### DIRECTIONS FOR THIS TASK
Below are records; copy every line in them that holds the word "JSON".

### EXTRACTED MATERIAL
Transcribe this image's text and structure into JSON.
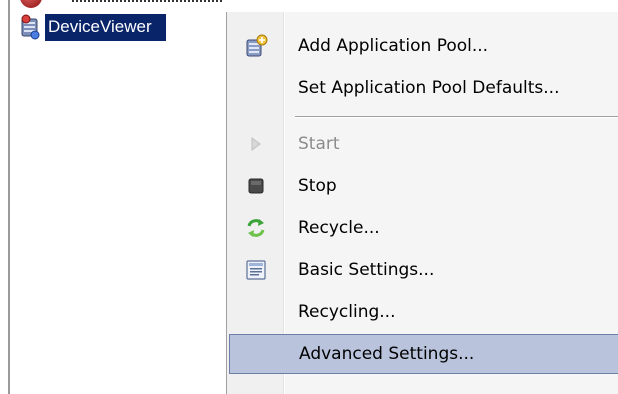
{
  "tree": {
    "selected_item": {
      "label": "DeviceViewer",
      "icon": "app-pool-icon"
    }
  },
  "context_menu": {
    "items": [
      {
        "label": "Add Application Pool...",
        "icon": "add-app-pool-icon",
        "enabled": true
      },
      {
        "label": "Set Application Pool Defaults...",
        "icon": "",
        "enabled": true
      },
      {
        "label": "Start",
        "icon": "play-icon",
        "enabled": false
      },
      {
        "label": "Stop",
        "icon": "stop-icon",
        "enabled": true
      },
      {
        "label": "Recycle...",
        "icon": "recycle-icon",
        "enabled": true
      },
      {
        "label": "Basic Settings...",
        "icon": "settings-doc-icon",
        "enabled": true
      },
      {
        "label": "Recycling...",
        "icon": "",
        "enabled": true
      },
      {
        "label": "Advanced Settings...",
        "icon": "",
        "enabled": true,
        "highlighted": true
      }
    ]
  },
  "colors": {
    "selection": "#0a246a",
    "menu_highlight": "#b9c4dc",
    "menu_highlight_border": "#6d7fa7",
    "disabled_text": "#8c8c8c"
  }
}
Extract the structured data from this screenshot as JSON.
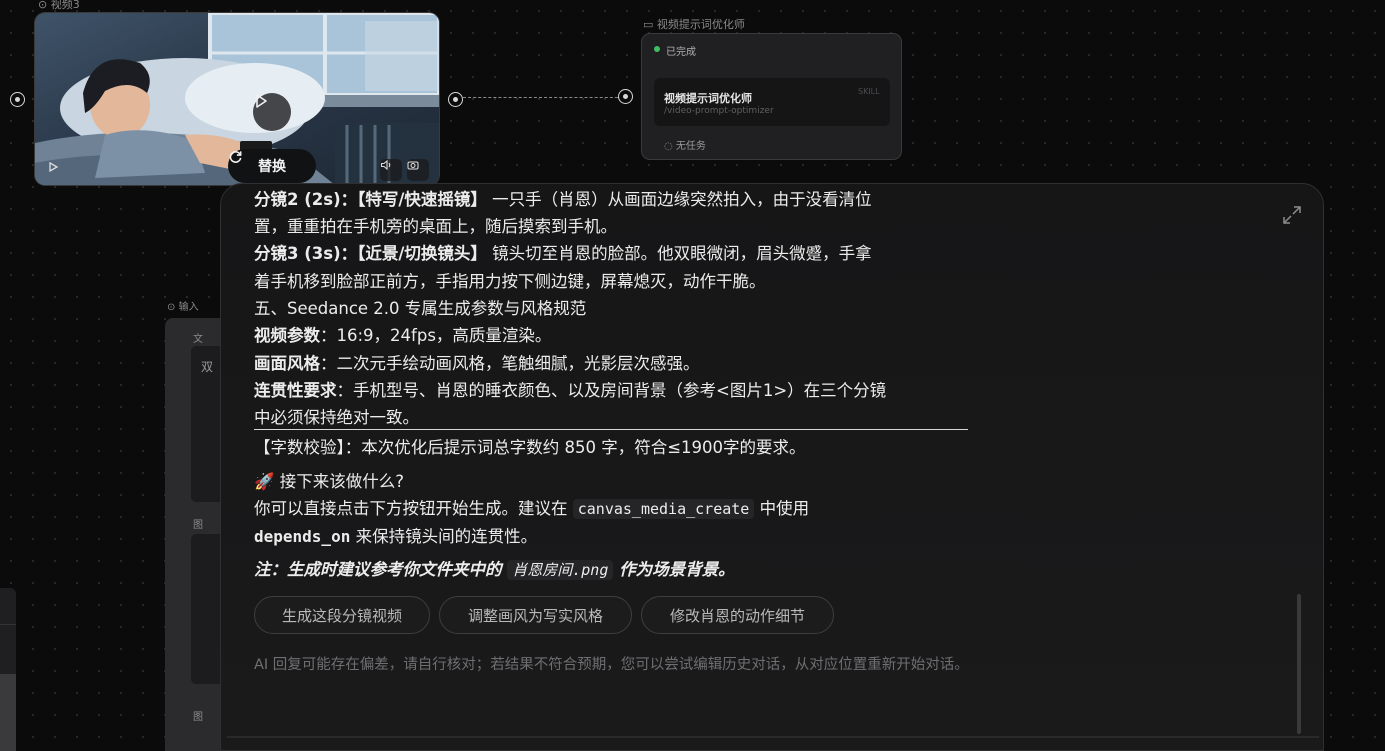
{
  "video_node": {
    "label": "视频3",
    "replace_label": "替换",
    "icons": [
      "play-icon",
      "refresh-icon",
      "volume-icon",
      "camera-icon"
    ]
  },
  "optimizer_node": {
    "title": "视频提示词优化师",
    "status": "已完成",
    "skill_name": "视频提示词优化师",
    "skill_path": "/video-prompt-optimizer",
    "skill_badge": "SKILL",
    "task_text": "无任务",
    "status_color": "#3fbf5f"
  },
  "input_node": {
    "label": "输入",
    "field_label_1": "文",
    "field_text_1": "双",
    "field_label_2": "图",
    "field_label_3": "图"
  },
  "chat": {
    "lines": [
      {
        "head": "分镜2 (2s)：【特写/快速摇镜】",
        "text": " 一只手（肖恩）从画面边缘突然拍入，由于没看清位"
      },
      {
        "head": "",
        "text": "置，重重拍在手机旁的桌面上，随后摸索到手机。"
      },
      {
        "head": "分镜3 (3s)：【近景/切换镜头】",
        "text": " 镜头切至肖恩的脸部。他双眼微闭，眉头微蹙，手拿"
      },
      {
        "head": "",
        "text": "着手机移到脸部正前方，手指用力按下侧边键，屏幕熄灭，动作干脆。"
      },
      {
        "head": "",
        "text": "五、Seedance 2.0 专属生成参数与风格规范"
      },
      {
        "head": "视频参数",
        "text": "：16:9，24fps，高质量渲染。"
      },
      {
        "head": "画面风格",
        "text": "：二次元手绘动画风格，笔触细腻，光影层次感强。"
      },
      {
        "head": "连贯性要求",
        "text": "：手机型号、肖恩的睡衣颜色、以及房间背景（参考<图片1>）在三个分镜"
      },
      {
        "head": "",
        "text": "中必须保持绝对一致。"
      },
      {
        "head": "",
        "text": "【字数校验】：本次优化后提示词总字数约 850 字，符合≤1900字的要求。"
      }
    ],
    "next_heading": "🚀 接下来该做什么?",
    "next_p1_a": "你可以直接点击下方按钮开始生成。建议在 ",
    "next_p1_code": "canvas_media_create",
    "next_p1_b": " 中使用",
    "next_p2_code": "depends_on",
    "next_p2_b": " 来保持镜头间的连贯性。",
    "note_a": "注：生成时建议参考你文件夹中的 ",
    "note_code": "肖恩房间.png",
    "note_b": " 作为场景背景。",
    "chips": [
      "生成这段分镜视频",
      "调整画风为写实风格",
      "修改肖恩的动作细节"
    ],
    "disclaimer": "AI 回复可能存在偏差，请自行核对；若结果不符合预期，您可以尝试编辑历史对话，从对应位置重新开始对话。"
  }
}
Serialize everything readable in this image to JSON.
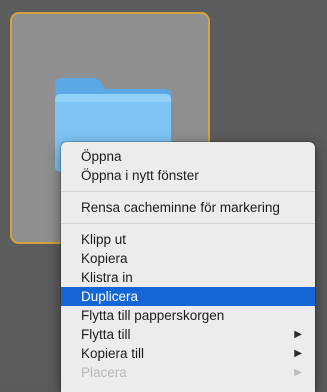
{
  "colors": {
    "desktop": "#5c5c5c",
    "selection_border": "#d6a23b",
    "folder_blue": "#7dc4f5",
    "menu_highlight": "#1466d6"
  },
  "folder": {
    "icon": "folder-icon"
  },
  "context_menu": {
    "groups": [
      [
        {
          "label": "Öppna"
        },
        {
          "label": "Öppna i nytt fönster"
        }
      ],
      [
        {
          "label": "Rensa cacheminne för markering"
        }
      ],
      [
        {
          "label": "Klipp ut"
        },
        {
          "label": "Kopiera"
        },
        {
          "label": "Klistra in"
        },
        {
          "label": "Duplicera",
          "highlighted": true
        },
        {
          "label": "Flytta till papperskorgen"
        },
        {
          "label": "Flytta till",
          "submenu": true
        },
        {
          "label": "Kopiera till",
          "submenu": true
        },
        {
          "label": "Placera",
          "submenu": true,
          "disabled": true
        }
      ]
    ],
    "submenu_arrow": "▶"
  }
}
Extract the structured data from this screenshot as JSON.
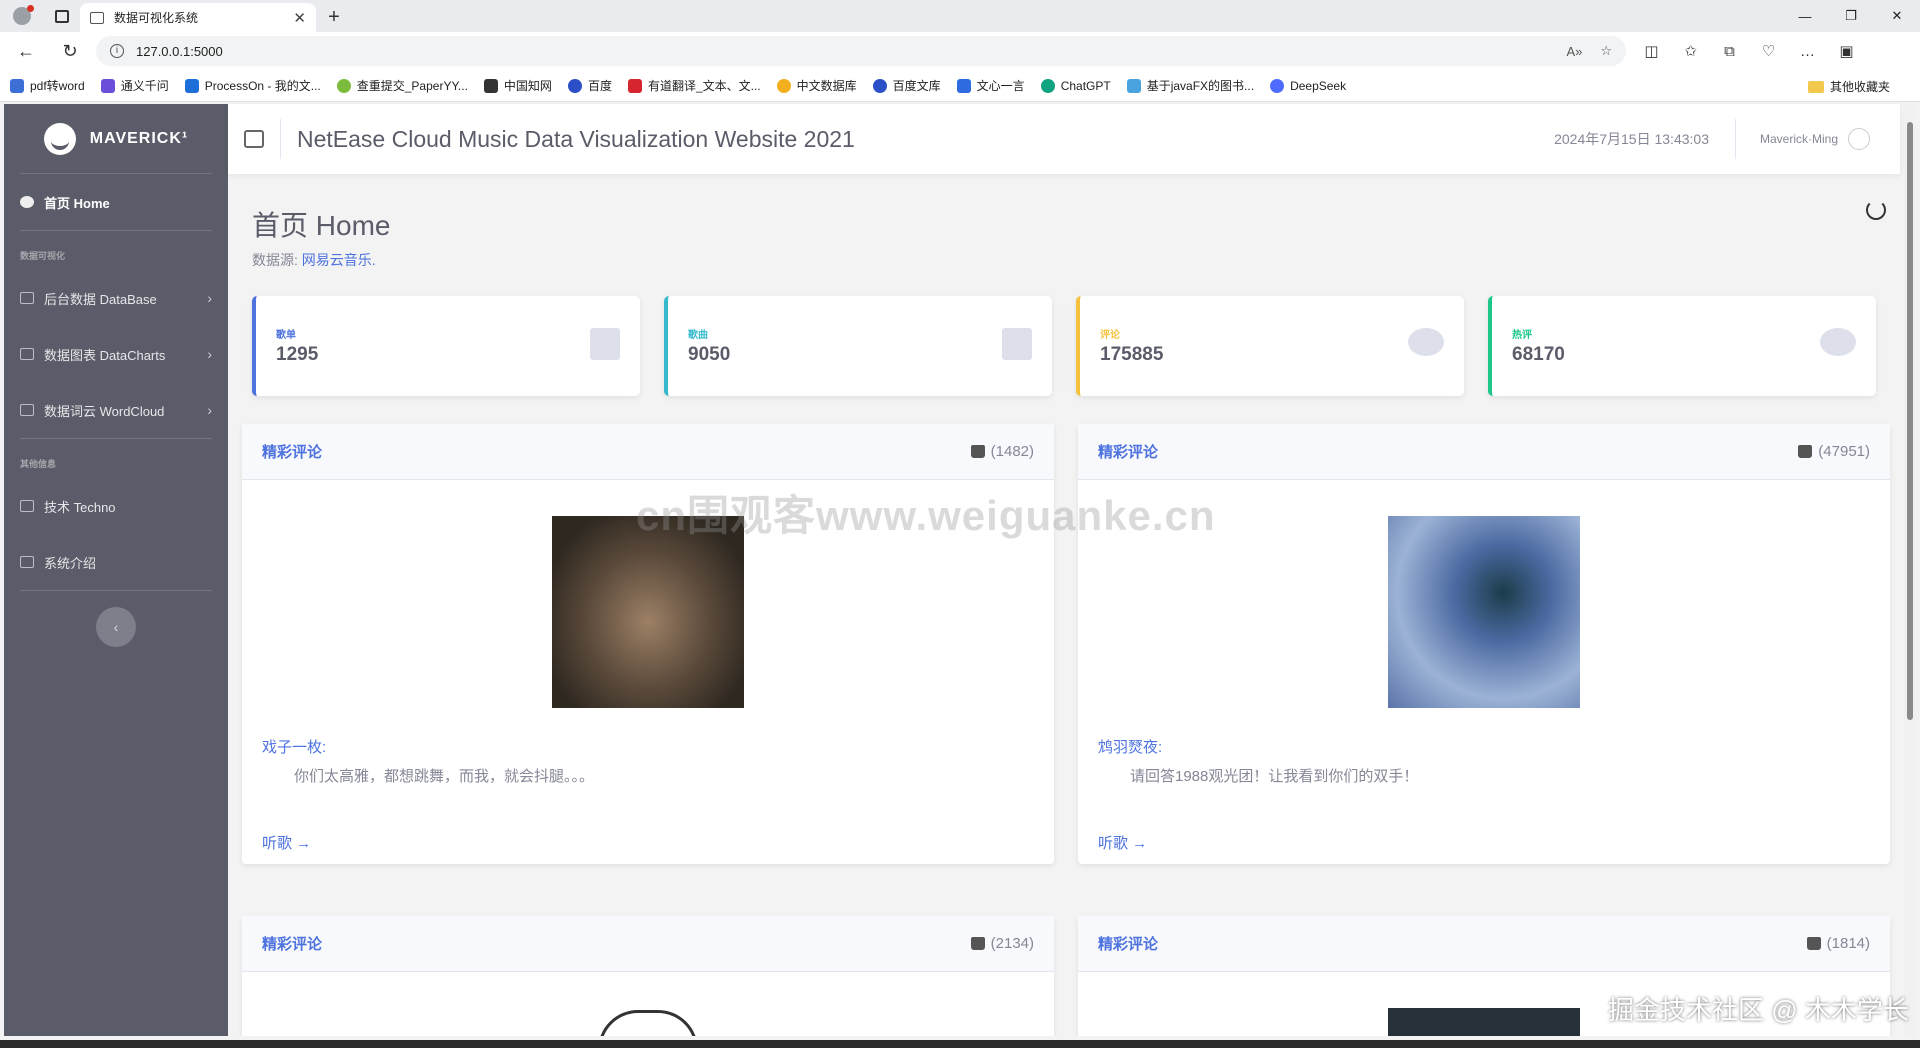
{
  "browser": {
    "tab_title": "数据可视化系统",
    "url": "127.0.0.1:5000",
    "bookmarks": [
      "pdf转word",
      "通义千问",
      "ProcessOn - 我的文...",
      "查重提交_PaperYY...",
      "中国知网",
      "百度",
      "有道翻译_文本、文...",
      "中文数据库",
      "百度文库",
      "文心一言",
      "ChatGPT",
      "基于javaFX的图书...",
      "DeepSeek"
    ],
    "other_bookmarks": "其他收藏夹"
  },
  "sidebar": {
    "brand": "MAVERICK¹",
    "home": "首页 Home",
    "section_viz": "数据可视化",
    "database": "后台数据 DataBase",
    "datacharts": "数据图表 DataCharts",
    "wordcloud": "数据词云 WordCloud",
    "section_other": "其他信息",
    "techno": "技术 Techno",
    "intro": "系统介绍"
  },
  "topbar": {
    "title": "NetEase Cloud Music Data Visualization Website 2021",
    "datetime": "2024年7月15日 13:43:03",
    "user": "Maverick·Ming"
  },
  "page": {
    "title": "首页 Home",
    "source_label": "数据源: ",
    "source_link": "网易云音乐."
  },
  "stats": [
    {
      "label": "歌单",
      "value": "1295",
      "color": "#4e73df"
    },
    {
      "label": "歌曲",
      "value": "9050",
      "color": "#36b9cc"
    },
    {
      "label": "评论",
      "value": "175885",
      "color": "#f6c23e"
    },
    {
      "label": "热评",
      "value": "68170",
      "color": "#1cc88a"
    }
  ],
  "cards": [
    {
      "title": "精彩评论",
      "likes": "(1482)",
      "author": "戏子一枚:",
      "comment": "你们太高雅，都想跳舞，而我，就会抖腿。。。",
      "listen": "听歌 →"
    },
    {
      "title": "精彩评论",
      "likes": "(47951)",
      "author": "鸩羽燹夜:",
      "comment": "请回答1988观光团！让我看到你们的双手！",
      "listen": "听歌 →"
    },
    {
      "title": "精彩评论",
      "likes": "(2134)"
    },
    {
      "title": "精彩评论",
      "likes": "(1814)"
    }
  ],
  "watermark_site": "cn围观客www.weiguanke.cn",
  "watermark_juejin": "掘金技术社区 @ 木木学长"
}
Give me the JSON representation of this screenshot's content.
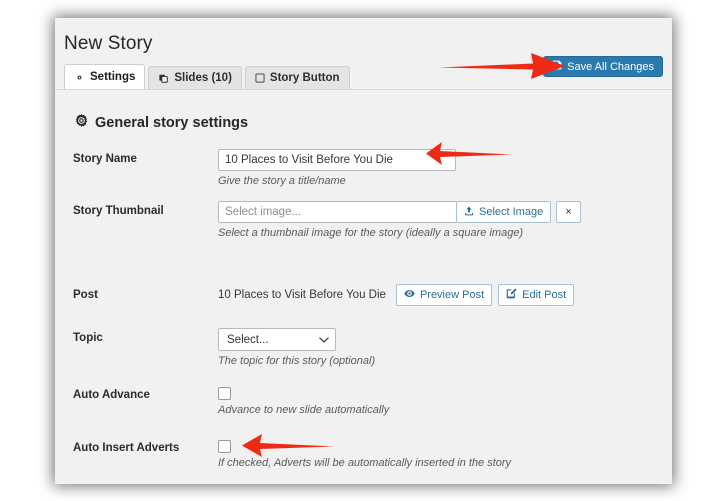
{
  "page": {
    "title": "New Story"
  },
  "tabs": [
    {
      "label": "Settings",
      "icon": "gear-icon",
      "active": true
    },
    {
      "label": "Slides (10)",
      "icon": "slides-icon",
      "active": false
    },
    {
      "label": "Story Button",
      "icon": "checkbox-icon",
      "active": false
    }
  ],
  "toolbar": {
    "save_label": "Save All Changes",
    "save_icon": "floppy-save-icon",
    "save_color": "#2a7ab0"
  },
  "section": {
    "heading": "General story settings",
    "heading_icon": "gear-icon"
  },
  "fields": {
    "story_name": {
      "label": "Story Name",
      "value": "10 Places to Visit Before You Die",
      "placeholder": "",
      "help": "Give the story a title/name"
    },
    "story_thumbnail": {
      "label": "Story Thumbnail",
      "value": "",
      "placeholder": "Select image...",
      "select_button": "Select Image",
      "select_button_icon": "upload-icon",
      "clear_button": "×",
      "help": "Select a thumbnail image for the story (ideally a square image)"
    },
    "post": {
      "label": "Post",
      "value": "10 Places to Visit Before You Die",
      "preview_button": "Preview Post",
      "preview_icon": "eye-icon",
      "edit_button": "Edit Post",
      "edit_icon": "pencil-square-icon"
    },
    "topic": {
      "label": "Topic",
      "value": "Select...",
      "options": [
        "Select..."
      ],
      "help": "The topic for this story (optional)"
    },
    "auto_advance": {
      "label": "Auto Advance",
      "checked": false,
      "help": "Advance to new slide automatically"
    },
    "auto_insert_adverts": {
      "label": "Auto Insert Adverts",
      "checked": false,
      "help": "If checked, Adverts will be automatically inserted in the story"
    }
  },
  "annotations": {
    "arrow_color": "#ee2a14",
    "arrows": [
      {
        "name": "arrow-to-save-button",
        "direction": "right"
      },
      {
        "name": "arrow-to-story-name",
        "direction": "left"
      },
      {
        "name": "arrow-to-auto-insert-adverts",
        "direction": "left"
      }
    ]
  }
}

### RESPONSE BOX
Transcribe this image's text and structure into JSON.
Extract the structured data from this screenshot as JSON.
Serialize everything readable in this image to JSON.
Extract the structured data from this screenshot as JSON.
Give me the JSON representation of this screenshot's content.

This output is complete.